The hotspot enabled me to stay connected anywhere, as long as I was close enough to a cell tower. I was very fortunate, in the end, that T-Mobile’s network covered over 90% of the Empire Builder’s route. I got all my work done without issue, and I was able to enjoy the trip without freaking out too much.
Use your phone as a hotspot
Any smartphone released in the last 7-8 years has the ability to turn itself into a wi-fi hotspot, which lets you connect your laptop, tablet, or even someone else’s phone to the internet. Smartphone hotspots don’t work quite as well in my experience as dedicated mobile hotspot devices, which is why I went ahead and purchased one. However, if you only need a brief connection here and there, you can avoid spending any money by using your phone as a hotspot.
But, before you get on the train, make sure that your cell phone plan allows you to use a mobile hotspot, and confirm how much data you can use before it gets throttled to death. Cheaper phone plans often skimp on services like this, and you don’t want to be stuck on a train with no connection at the wrong time.
Download anything and everything
Google Docs, Sheets, and other services let you work offline, as long as you download your files before you lose a connection. Office 365 lets you do the same. Downloading work files lets you get at least some work done on the train, which is better than nothing (unless you’ve got the luxury of true free time, you lucky non-workaholic!).
As far as entertainment goes, pretty much every streaming service allows some form of content downloads, so long as you’ve got the mobile or tablet app installed on your device. Before my last Amtrak trip, I downloaded a couple seasons of The Office, as well as some movies I’d been wanting to catch. I didn’t watch any of them, because the view out the window was too damn good.
Look out the window!
If you don’t have to work, just look out the window. You can bring a book, magazine, or a newspaper for when the scenery isn’t that cool, but it’s undeniable that one of the best parts about Amtrak trains is that you get to look out the window.
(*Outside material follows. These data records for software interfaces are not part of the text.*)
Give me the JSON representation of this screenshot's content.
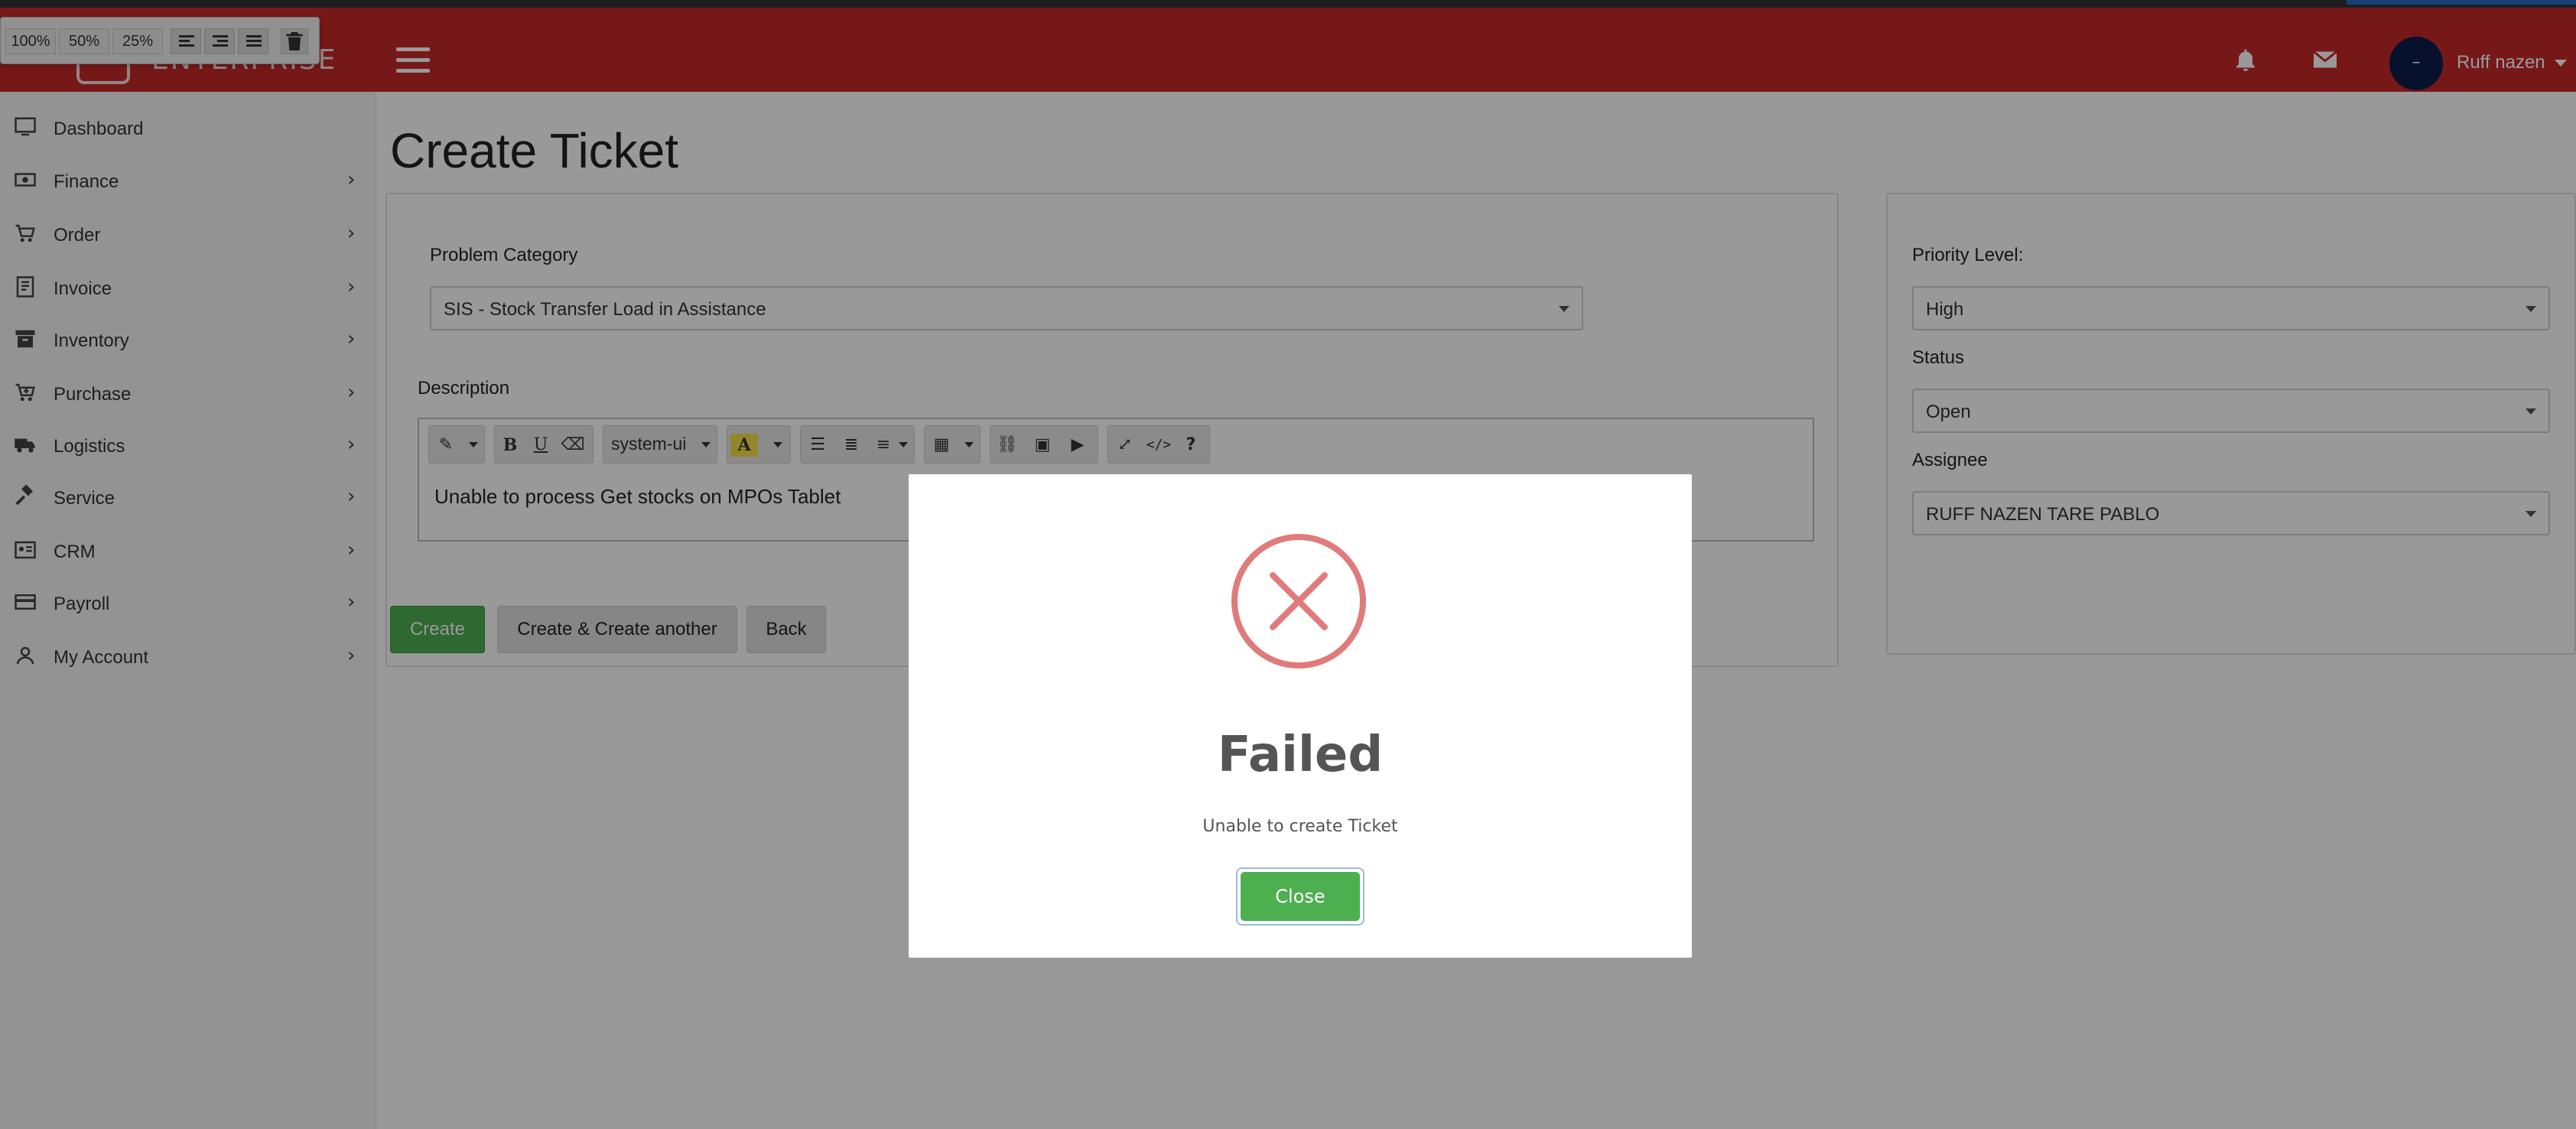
{
  "header": {
    "brand": "ENTERPRISE",
    "user_name": "Ruff nazen",
    "avatar_initial": "–",
    "bell_icon": "bell-icon",
    "mail_icon": "envelope-icon",
    "color": "#c62828"
  },
  "zoom_toolbar": {
    "z100": "100%",
    "z50": "50%",
    "z25": "25%"
  },
  "sidebar": {
    "items": [
      {
        "label": "Dashboard",
        "icon": "monitor-icon",
        "chevron": ""
      },
      {
        "label": "Finance",
        "icon": "money-icon",
        "chevron": "›"
      },
      {
        "label": "Order",
        "icon": "cart-icon",
        "chevron": "›"
      },
      {
        "label": "Invoice",
        "icon": "receipt-icon",
        "chevron": "›"
      },
      {
        "label": "Inventory",
        "icon": "archive-icon",
        "chevron": "›"
      },
      {
        "label": "Purchase",
        "icon": "cart-plus-icon",
        "chevron": "›"
      },
      {
        "label": "Logistics",
        "icon": "truck-icon",
        "chevron": "›"
      },
      {
        "label": "Service",
        "icon": "gavel-icon",
        "chevron": "›"
      },
      {
        "label": "CRM",
        "icon": "id-card-icon",
        "chevron": "›"
      },
      {
        "label": "Payroll",
        "icon": "credit-card-icon",
        "chevron": "›"
      },
      {
        "label": "My Account",
        "icon": "user-icon",
        "chevron": "›"
      }
    ]
  },
  "main": {
    "title": "Create Ticket",
    "problem_category_label": "Problem Category",
    "problem_category_value": "SIS - Stock Transfer Load in Assistance",
    "description_label": "Description",
    "editor": {
      "font": "system-ui",
      "text": "Unable to process Get stocks on MPOs Tablet"
    },
    "priority_label": "Priority Level:",
    "priority_value": "High",
    "status_label": "Status",
    "status_value": "Open",
    "assignee_label": "Assignee",
    "assignee_value": "RUFF NAZEN TARE PABLO",
    "buttons": {
      "create": "Create",
      "create_another": "Create & Create another",
      "back": "Back"
    }
  },
  "modal": {
    "title": "Failed",
    "message": "Unable to create Ticket",
    "close": "Close",
    "icon": "error-x-icon",
    "icon_color": "#e07b7b",
    "button_color": "#4caf50"
  }
}
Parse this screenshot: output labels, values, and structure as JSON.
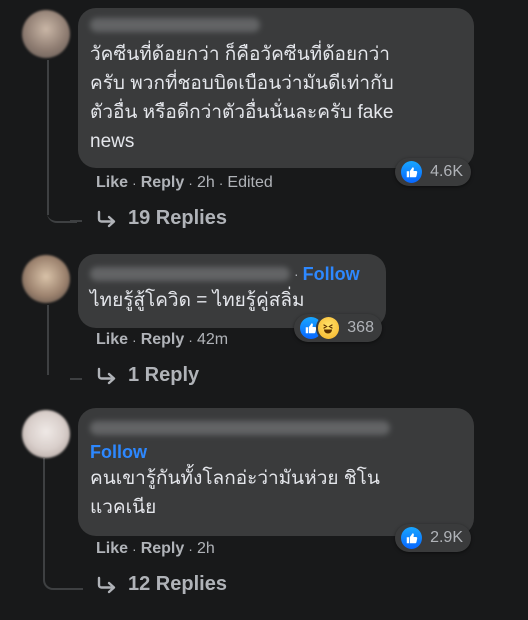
{
  "comments": [
    {
      "text": "วัคซีนที่ด้อยกว่า ก็คือวัคซีนที่ด้อยกว่า\nครับ พวกที่ชอบบิดเบือนว่ามันดีเท่ากับ\nตัวอื่น หรือดีกว่าตัวอื่นนั่นละครับ fake\nnews",
      "reaction_count": "4.6K",
      "like_label": "Like",
      "reply_label": "Reply",
      "time": "2h",
      "edited": "Edited",
      "replies_label": "19 Replies"
    },
    {
      "follow": "Follow",
      "text": "ไทยรู้สู้โควิด = ไทยรู้คู่สลิ่ม",
      "reaction_count": "368",
      "like_label": "Like",
      "reply_label": "Reply",
      "time": "42m",
      "replies_label": "1 Reply"
    },
    {
      "follow": "Follow",
      "text": "คนเขารู้กันทั้งโลกอ่ะว่ามันห่วย ชิโน\nแวคเนีย",
      "reaction_count": "2.9K",
      "like_label": "Like",
      "reply_label": "Reply",
      "time": "2h",
      "replies_label": "12 Replies"
    }
  ],
  "colors": {
    "background": "#18191a",
    "bubble": "#3a3b3c",
    "link": "#2d88ff",
    "secondary_text": "#b0b3b8"
  }
}
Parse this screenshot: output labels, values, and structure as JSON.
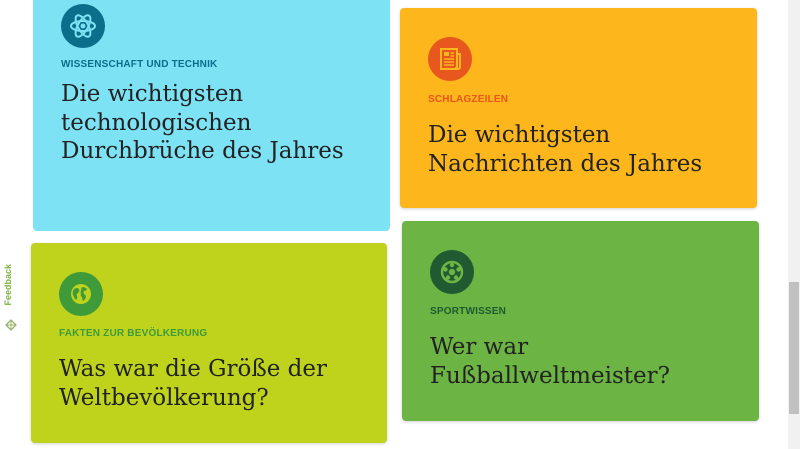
{
  "cards": [
    {
      "category": "Wissenschaft und Technik",
      "headline": "Die wichtigsten technologischen Durchbrüche des Jahres",
      "icon": "atom-icon",
      "background": "#7ee2f5",
      "accent": "#0b6e8a"
    },
    {
      "category": "Schlagzeilen",
      "headline": "Die wichtigsten Nachrichten des Jahres",
      "icon": "newspaper-icon",
      "background": "#fdb71c",
      "accent": "#e8571e"
    },
    {
      "category": "Fakten zur Bevölkerung",
      "headline": "Was war die Größe der Weltbevölkerung?",
      "icon": "globe-icon",
      "background": "#bfd31c",
      "accent": "#3f9a3a"
    },
    {
      "category": "Sportwissen",
      "headline": "Wer war Fußballweltmeister?",
      "icon": "soccer-ball-icon",
      "background": "#6cb443",
      "accent": "#1f5a30"
    }
  ],
  "feedback": {
    "label": "Feedback"
  }
}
It’s not quite the same as the view from your car (many cross-country routes don’t follow the exact path of the interstate system, so the views are fresh even if you’ve driven it before), and it’s definitely more intimate than seeing the Rockies from an airplane.
So, while it’s nice to have a connection for the times you truly get bored, my experience is that Wi-Fi on an Amtrak train is a luxury, not a necessity. Unless, of course, you’ve got deadlines to hit…